Stored dataset items:
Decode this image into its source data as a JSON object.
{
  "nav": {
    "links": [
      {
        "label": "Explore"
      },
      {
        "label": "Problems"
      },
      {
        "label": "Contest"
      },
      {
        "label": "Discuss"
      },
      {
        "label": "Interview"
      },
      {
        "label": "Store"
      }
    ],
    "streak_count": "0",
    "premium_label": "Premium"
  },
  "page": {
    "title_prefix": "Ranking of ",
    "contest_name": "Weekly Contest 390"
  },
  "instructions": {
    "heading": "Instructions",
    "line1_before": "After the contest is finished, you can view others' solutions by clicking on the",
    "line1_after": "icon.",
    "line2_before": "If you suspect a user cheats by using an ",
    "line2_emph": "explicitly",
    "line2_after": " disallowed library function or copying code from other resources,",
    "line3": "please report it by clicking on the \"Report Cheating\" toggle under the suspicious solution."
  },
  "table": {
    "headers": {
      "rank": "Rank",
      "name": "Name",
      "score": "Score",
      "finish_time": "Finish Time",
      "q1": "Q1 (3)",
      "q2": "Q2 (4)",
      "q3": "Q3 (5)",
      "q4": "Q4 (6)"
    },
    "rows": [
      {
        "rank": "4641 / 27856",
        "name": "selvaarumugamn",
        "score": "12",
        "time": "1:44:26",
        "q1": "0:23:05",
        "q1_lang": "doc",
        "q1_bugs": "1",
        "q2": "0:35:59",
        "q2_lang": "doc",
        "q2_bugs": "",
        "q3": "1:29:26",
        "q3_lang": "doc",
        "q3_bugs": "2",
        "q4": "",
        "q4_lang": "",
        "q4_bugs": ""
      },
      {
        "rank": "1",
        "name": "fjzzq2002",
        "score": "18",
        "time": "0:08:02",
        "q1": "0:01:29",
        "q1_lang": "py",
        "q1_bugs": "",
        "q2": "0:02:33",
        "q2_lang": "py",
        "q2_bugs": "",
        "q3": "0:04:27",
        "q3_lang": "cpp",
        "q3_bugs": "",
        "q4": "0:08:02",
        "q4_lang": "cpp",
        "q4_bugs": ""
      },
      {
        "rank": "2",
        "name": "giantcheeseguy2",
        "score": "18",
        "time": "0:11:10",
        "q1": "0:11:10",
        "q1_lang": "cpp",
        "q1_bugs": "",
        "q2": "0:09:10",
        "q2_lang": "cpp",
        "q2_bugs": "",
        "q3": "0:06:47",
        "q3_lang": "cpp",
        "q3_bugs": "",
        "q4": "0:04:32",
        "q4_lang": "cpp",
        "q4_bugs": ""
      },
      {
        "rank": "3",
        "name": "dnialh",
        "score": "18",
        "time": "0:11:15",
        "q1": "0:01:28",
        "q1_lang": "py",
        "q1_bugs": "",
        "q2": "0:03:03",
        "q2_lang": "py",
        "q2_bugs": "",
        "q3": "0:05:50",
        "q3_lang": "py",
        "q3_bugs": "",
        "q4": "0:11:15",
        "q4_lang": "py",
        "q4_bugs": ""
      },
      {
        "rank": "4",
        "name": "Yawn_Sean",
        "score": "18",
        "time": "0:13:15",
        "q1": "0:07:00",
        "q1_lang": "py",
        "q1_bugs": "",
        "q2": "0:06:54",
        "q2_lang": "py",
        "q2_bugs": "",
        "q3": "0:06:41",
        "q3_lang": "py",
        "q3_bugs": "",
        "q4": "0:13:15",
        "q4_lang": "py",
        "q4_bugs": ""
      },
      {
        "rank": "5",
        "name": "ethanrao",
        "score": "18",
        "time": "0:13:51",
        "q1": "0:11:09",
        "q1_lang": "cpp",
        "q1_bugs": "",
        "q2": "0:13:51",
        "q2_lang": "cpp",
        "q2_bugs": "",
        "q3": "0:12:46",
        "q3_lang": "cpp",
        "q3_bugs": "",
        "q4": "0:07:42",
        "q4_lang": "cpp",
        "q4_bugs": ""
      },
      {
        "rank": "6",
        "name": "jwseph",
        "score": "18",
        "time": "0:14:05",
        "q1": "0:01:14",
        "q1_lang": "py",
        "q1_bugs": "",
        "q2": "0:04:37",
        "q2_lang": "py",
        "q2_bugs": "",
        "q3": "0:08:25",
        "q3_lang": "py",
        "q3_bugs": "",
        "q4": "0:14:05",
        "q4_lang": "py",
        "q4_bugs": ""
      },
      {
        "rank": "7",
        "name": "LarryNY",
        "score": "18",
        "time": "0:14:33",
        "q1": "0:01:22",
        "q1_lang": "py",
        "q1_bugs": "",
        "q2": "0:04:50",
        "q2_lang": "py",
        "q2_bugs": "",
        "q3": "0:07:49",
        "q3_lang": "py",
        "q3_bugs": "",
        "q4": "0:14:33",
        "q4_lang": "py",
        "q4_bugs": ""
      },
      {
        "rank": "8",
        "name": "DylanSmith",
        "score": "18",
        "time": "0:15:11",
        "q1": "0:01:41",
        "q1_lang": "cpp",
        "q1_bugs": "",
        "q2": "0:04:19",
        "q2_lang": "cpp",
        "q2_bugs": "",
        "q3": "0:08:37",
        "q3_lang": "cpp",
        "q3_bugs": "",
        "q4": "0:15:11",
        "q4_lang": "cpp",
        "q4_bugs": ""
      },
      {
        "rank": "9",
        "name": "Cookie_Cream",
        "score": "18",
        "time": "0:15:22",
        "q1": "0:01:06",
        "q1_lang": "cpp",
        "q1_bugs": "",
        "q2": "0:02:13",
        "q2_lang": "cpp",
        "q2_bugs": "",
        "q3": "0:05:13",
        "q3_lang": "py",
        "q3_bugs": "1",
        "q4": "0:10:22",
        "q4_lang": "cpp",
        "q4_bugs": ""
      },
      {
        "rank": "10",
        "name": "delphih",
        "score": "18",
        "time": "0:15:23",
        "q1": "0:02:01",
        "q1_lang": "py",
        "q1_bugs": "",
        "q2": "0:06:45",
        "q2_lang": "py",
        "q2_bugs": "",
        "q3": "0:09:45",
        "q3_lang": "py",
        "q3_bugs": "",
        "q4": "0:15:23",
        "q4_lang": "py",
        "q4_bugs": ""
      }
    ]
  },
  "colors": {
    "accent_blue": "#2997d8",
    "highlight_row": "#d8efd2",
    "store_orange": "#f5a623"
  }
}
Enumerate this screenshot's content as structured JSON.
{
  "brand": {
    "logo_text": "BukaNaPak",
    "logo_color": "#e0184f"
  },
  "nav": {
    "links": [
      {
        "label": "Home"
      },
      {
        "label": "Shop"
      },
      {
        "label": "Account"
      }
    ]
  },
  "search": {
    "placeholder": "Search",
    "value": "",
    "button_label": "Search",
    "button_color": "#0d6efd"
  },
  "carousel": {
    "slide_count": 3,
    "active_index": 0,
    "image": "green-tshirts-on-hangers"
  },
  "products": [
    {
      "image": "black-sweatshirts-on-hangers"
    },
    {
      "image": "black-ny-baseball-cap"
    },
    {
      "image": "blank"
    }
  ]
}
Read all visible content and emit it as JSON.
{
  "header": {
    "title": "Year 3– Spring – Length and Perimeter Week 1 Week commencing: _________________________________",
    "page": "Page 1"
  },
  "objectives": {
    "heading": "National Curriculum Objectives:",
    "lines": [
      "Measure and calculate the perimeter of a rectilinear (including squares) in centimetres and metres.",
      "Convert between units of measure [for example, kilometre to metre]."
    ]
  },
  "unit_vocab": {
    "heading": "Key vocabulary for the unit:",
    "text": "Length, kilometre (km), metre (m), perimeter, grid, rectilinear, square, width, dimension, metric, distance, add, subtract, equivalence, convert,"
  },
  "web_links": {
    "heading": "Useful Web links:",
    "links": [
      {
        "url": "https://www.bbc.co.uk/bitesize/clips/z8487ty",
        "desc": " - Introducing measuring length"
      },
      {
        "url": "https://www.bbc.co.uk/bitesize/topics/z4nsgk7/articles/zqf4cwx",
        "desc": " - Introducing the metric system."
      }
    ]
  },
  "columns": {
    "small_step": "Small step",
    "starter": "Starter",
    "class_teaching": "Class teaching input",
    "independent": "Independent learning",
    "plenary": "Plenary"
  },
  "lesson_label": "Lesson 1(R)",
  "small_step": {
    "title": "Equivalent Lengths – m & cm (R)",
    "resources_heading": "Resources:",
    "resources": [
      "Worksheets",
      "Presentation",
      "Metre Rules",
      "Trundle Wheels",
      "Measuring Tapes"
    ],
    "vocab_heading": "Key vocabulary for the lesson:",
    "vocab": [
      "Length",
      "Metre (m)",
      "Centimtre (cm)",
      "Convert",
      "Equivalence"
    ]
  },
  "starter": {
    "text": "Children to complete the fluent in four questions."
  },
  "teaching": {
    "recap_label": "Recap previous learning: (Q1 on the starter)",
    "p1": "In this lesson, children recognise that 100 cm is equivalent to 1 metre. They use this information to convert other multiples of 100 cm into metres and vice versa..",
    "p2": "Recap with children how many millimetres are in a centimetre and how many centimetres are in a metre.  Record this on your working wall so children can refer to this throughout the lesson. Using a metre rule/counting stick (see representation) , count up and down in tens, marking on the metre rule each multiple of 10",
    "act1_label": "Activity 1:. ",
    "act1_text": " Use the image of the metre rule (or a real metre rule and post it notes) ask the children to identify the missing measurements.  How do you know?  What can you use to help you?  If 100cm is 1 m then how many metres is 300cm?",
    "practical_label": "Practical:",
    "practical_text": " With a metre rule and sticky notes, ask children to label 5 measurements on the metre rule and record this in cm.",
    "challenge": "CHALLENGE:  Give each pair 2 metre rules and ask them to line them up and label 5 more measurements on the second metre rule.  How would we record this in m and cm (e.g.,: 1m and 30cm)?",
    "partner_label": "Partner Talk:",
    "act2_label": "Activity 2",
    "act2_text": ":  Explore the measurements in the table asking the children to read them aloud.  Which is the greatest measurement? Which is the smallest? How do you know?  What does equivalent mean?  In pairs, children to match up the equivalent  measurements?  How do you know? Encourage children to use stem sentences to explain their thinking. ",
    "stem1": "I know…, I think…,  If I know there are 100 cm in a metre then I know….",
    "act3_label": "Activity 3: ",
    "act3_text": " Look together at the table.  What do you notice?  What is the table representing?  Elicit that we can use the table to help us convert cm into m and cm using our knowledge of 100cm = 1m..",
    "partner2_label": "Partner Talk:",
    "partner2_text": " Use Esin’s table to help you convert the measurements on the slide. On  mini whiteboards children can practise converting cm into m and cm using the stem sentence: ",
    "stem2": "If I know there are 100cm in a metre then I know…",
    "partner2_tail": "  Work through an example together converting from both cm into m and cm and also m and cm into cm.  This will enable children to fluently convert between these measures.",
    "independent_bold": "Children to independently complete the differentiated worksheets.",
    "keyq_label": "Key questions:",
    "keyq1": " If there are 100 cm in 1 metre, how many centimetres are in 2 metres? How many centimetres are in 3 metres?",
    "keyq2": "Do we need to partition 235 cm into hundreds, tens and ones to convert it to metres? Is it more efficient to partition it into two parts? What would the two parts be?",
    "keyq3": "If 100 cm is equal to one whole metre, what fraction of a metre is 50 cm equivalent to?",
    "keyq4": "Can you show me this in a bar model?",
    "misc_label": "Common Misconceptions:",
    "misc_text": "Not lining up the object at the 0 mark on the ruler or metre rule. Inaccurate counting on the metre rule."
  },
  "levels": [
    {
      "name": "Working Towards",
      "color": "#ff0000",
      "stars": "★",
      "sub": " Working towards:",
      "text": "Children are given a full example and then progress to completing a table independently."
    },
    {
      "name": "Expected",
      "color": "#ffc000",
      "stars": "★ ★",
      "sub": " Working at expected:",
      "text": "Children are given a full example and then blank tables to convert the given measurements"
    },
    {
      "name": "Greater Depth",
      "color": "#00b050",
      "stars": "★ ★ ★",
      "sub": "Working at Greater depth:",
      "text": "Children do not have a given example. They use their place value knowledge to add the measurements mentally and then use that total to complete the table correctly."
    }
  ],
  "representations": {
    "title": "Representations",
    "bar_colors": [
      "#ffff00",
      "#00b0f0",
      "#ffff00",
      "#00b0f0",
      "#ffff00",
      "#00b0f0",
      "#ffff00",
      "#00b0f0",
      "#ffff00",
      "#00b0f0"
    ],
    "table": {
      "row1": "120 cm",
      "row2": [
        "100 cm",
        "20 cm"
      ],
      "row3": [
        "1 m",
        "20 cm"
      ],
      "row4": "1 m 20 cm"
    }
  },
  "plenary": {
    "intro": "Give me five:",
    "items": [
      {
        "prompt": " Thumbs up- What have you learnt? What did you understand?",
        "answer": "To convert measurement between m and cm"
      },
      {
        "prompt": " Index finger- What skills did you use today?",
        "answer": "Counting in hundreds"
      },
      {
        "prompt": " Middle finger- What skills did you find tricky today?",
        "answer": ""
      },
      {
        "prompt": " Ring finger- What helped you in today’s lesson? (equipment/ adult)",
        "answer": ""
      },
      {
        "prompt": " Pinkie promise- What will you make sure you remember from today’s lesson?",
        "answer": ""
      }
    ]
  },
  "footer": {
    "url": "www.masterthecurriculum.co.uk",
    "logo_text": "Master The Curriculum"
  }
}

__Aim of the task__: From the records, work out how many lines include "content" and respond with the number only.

__Completed exercise__: 2